(Stored data)
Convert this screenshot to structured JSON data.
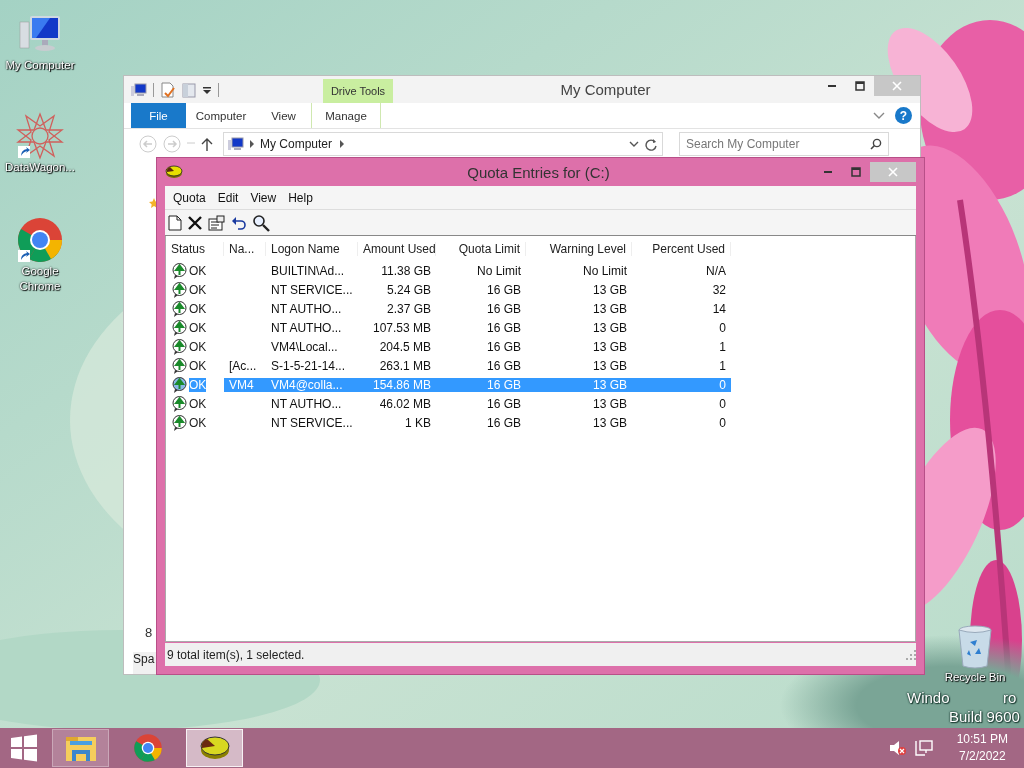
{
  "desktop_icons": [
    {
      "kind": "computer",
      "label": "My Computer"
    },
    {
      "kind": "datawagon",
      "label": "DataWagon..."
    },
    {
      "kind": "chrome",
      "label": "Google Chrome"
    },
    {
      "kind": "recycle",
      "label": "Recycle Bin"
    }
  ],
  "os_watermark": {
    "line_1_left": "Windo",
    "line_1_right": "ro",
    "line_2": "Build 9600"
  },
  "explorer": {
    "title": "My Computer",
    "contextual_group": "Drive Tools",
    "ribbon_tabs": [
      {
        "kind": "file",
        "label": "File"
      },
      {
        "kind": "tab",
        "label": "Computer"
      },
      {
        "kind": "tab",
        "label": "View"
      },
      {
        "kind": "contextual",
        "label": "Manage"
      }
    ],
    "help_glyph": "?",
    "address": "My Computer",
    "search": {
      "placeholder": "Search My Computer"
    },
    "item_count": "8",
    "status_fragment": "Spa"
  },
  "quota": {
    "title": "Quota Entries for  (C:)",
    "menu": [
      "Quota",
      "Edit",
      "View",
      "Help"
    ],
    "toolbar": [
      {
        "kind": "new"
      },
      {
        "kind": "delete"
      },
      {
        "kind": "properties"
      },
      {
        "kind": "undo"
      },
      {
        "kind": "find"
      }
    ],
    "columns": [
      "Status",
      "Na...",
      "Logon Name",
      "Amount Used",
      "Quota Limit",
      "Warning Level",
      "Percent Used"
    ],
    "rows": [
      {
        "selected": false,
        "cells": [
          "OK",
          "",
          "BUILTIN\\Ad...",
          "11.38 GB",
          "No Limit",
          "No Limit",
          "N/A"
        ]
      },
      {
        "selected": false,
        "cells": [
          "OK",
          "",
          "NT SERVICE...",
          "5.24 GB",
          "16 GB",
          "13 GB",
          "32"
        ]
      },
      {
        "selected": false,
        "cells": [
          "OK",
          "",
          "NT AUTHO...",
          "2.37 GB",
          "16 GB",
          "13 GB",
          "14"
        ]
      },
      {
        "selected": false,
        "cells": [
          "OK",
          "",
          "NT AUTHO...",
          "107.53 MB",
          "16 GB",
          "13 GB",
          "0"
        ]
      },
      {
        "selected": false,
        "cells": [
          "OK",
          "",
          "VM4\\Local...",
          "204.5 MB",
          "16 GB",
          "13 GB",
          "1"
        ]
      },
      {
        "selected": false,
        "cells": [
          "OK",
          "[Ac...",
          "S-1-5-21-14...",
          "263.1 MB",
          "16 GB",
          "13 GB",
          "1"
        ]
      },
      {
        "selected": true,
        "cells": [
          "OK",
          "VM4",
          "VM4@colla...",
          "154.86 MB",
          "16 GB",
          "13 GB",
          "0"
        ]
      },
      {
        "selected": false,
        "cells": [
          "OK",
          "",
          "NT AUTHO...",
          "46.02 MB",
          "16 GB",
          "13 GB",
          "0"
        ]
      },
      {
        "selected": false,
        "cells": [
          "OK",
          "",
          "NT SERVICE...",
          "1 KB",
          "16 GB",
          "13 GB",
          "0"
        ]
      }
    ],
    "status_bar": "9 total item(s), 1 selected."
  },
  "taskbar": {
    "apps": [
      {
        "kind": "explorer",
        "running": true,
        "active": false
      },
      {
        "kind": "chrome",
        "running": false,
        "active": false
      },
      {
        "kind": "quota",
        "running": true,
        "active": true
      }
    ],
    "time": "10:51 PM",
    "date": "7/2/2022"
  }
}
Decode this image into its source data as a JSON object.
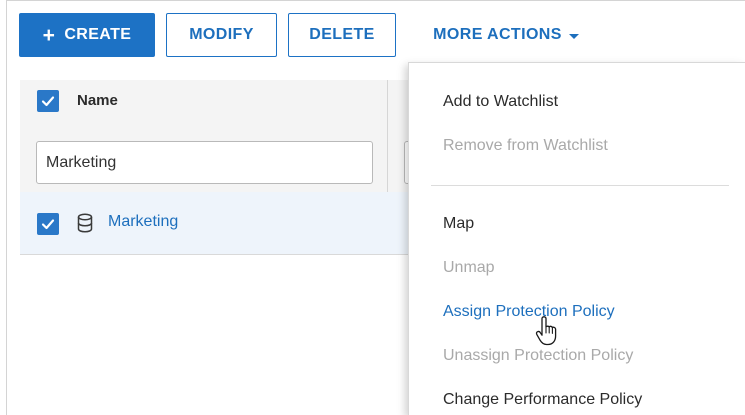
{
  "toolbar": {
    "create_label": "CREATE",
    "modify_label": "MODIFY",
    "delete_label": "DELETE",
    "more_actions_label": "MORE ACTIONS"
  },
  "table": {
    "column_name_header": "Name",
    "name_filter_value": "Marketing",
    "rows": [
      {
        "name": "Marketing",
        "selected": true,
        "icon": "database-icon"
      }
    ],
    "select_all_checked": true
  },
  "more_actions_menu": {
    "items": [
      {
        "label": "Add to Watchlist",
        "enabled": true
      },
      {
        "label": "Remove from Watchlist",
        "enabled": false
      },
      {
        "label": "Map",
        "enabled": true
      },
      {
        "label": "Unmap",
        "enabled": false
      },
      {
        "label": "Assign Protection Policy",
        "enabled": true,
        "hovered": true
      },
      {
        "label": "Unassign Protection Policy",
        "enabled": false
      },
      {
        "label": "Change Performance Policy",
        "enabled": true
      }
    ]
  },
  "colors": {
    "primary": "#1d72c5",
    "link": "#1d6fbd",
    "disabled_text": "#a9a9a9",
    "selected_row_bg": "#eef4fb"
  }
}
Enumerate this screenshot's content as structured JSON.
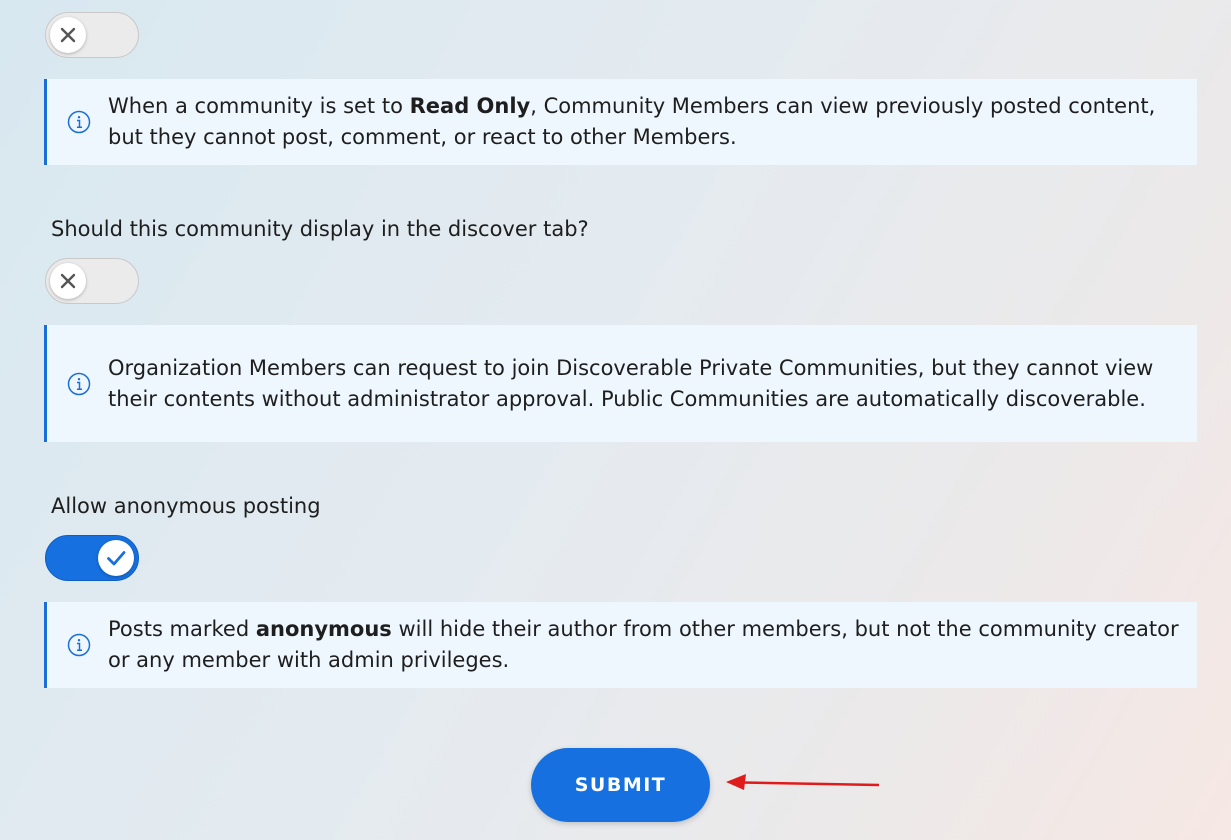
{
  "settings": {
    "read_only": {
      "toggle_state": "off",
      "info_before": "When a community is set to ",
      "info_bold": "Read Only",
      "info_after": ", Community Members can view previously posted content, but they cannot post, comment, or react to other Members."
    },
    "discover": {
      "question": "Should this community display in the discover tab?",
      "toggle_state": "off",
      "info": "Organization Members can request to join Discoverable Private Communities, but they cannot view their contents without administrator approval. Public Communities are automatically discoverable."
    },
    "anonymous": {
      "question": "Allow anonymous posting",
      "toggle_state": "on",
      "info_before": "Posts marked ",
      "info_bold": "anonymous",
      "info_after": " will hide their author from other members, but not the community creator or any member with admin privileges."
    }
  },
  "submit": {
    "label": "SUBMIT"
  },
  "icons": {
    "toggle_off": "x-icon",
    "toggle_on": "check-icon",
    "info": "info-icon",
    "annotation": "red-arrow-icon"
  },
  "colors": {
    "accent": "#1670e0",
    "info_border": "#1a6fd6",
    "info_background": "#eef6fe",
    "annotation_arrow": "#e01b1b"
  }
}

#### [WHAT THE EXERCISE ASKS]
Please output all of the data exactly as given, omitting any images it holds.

#### [OUTPUT FOR THIS TASK]
Convert this screenshot to structured JSON data.
{
  "desktop_icons": [
    {
      "kind": "computer",
      "label": "My Computer"
    },
    {
      "kind": "datawagon",
      "label": "DataWagon..."
    },
    {
      "kind": "chrome",
      "label": "Google Chrome"
    },
    {
      "kind": "recycle",
      "label": "Recycle Bin"
    }
  ],
  "os_watermark": {
    "line_1_left": "Windo",
    "line_1_right": "ro",
    "line_2": "Build 9600"
  },
  "explorer": {
    "title": "My Computer",
    "contextual_group": "Drive Tools",
    "ribbon_tabs": [
      {
        "kind": "file",
        "label": "File"
      },
      {
        "kind": "tab",
        "label": "Computer"
      },
      {
        "kind": "tab",
        "label": "View"
      },
      {
        "kind": "contextual",
        "label": "Manage"
      }
    ],
    "help_glyph": "?",
    "address": "My Computer",
    "search": {
      "placeholder": "Search My Computer"
    },
    "item_count": "8",
    "status_fragment": "Spa"
  },
  "quota": {
    "title": "Quota Entries for  (C:)",
    "menu": [
      "Quota",
      "Edit",
      "View",
      "Help"
    ],
    "toolbar": [
      {
        "kind": "new"
      },
      {
        "kind": "delete"
      },
      {
        "kind": "properties"
      },
      {
        "kind": "undo"
      },
      {
        "kind": "find"
      }
    ],
    "columns": [
      "Status",
      "Na...",
      "Logon Name",
      "Amount Used",
      "Quota Limit",
      "Warning Level",
      "Percent Used"
    ],
    "rows": [
      {
        "selected": false,
        "cells": [
          "OK",
          "",
          "BUILTIN\\Ad...",
          "11.38 GB",
          "No Limit",
          "No Limit",
          "N/A"
        ]
      },
      {
        "selected": false,
        "cells": [
          "OK",
          "",
          "NT SERVICE...",
          "5.24 GB",
          "16 GB",
          "13 GB",
          "32"
        ]
      },
      {
        "selected": false,
        "cells": [
          "OK",
          "",
          "NT AUTHO...",
          "2.37 GB",
          "16 GB",
          "13 GB",
          "14"
        ]
      },
      {
        "selected": false,
        "cells": [
          "OK",
          "",
          "NT AUTHO...",
          "107.53 MB",
          "16 GB",
          "13 GB",
          "0"
        ]
      },
      {
        "selected": false,
        "cells": [
          "OK",
          "",
          "VM4\\Local...",
          "204.5 MB",
          "16 GB",
          "13 GB",
          "1"
        ]
      },
      {
        "selected": false,
        "cells": [
          "OK",
          "[Ac...",
          "S-1-5-21-14...",
          "263.1 MB",
          "16 GB",
          "13 GB",
          "1"
        ]
      },
      {
        "selected": true,
        "cells": [
          "OK",
          "VM4",
          "VM4@colla...",
          "154.86 MB",
          "16 GB",
          "13 GB",
          "0"
        ]
      },
      {
        "selected": false,
        "cells": [
          "OK",
          "",
          "NT AUTHO...",
          "46.02 MB",
          "16 GB",
          "13 GB",
          "0"
        ]
      },
      {
        "selected": false,
        "cells": [
          "OK",
          "",
          "NT SERVICE...",
          "1 KB",
          "16 GB",
          "13 GB",
          "0"
        ]
      }
    ],
    "status_bar": "9 total item(s), 1 selected."
  },
  "taskbar": {
    "apps": [
      {
        "kind": "explorer",
        "running": true,
        "active": false
      },
      {
        "kind": "chrome",
        "running": false,
        "active": false
      },
      {
        "kind": "quota",
        "running": true,
        "active": true
      }
    ],
    "time": "10:51 PM",
    "date": "7/2/2022"
  }
}
Decode this image into its source data as a JSON object.
{
  "toolbar": {
    "create_label": "CREATE",
    "modify_label": "MODIFY",
    "delete_label": "DELETE",
    "more_actions_label": "MORE ACTIONS"
  },
  "table": {
    "column_name_header": "Name",
    "name_filter_value": "Marketing",
    "rows": [
      {
        "name": "Marketing",
        "selected": true,
        "icon": "database-icon"
      }
    ],
    "select_all_checked": true
  },
  "more_actions_menu": {
    "items": [
      {
        "label": "Add to Watchlist",
        "enabled": true
      },
      {
        "label": "Remove from Watchlist",
        "enabled": false
      },
      {
        "label": "Map",
        "enabled": true
      },
      {
        "label": "Unmap",
        "enabled": false
      },
      {
        "label": "Assign Protection Policy",
        "enabled": true,
        "hovered": true
      },
      {
        "label": "Unassign Protection Policy",
        "enabled": false
      },
      {
        "label": "Change Performance Policy",
        "enabled": true
      }
    ]
  },
  "colors": {
    "primary": "#1d72c5",
    "link": "#1d6fbd",
    "disabled_text": "#a9a9a9",
    "selected_row_bg": "#eef4fb"
  }
}
Enumerate this screenshot's content as structured JSON.
{
  "settings": {
    "read_only": {
      "toggle_state": "off",
      "info_before": "When a community is set to ",
      "info_bold": "Read Only",
      "info_after": ", Community Members can view previously posted content, but they cannot post, comment, or react to other Members."
    },
    "discover": {
      "question": "Should this community display in the discover tab?",
      "toggle_state": "off",
      "info": "Organization Members can request to join Discoverable Private Communities, but they cannot view their contents without administrator approval. Public Communities are automatically discoverable."
    },
    "anonymous": {
      "question": "Allow anonymous posting",
      "toggle_state": "on",
      "info_before": "Posts marked ",
      "info_bold": "anonymous",
      "info_after": " will hide their author from other members, but not the community creator or any member with admin privileges."
    }
  },
  "submit": {
    "label": "SUBMIT"
  },
  "icons": {
    "toggle_off": "x-icon",
    "toggle_on": "check-icon",
    "info": "info-icon",
    "annotation": "red-arrow-icon"
  },
  "colors": {
    "accent": "#1670e0",
    "info_border": "#1a6fd6",
    "info_background": "#eef6fe",
    "annotation_arrow": "#e01b1b"
  }
}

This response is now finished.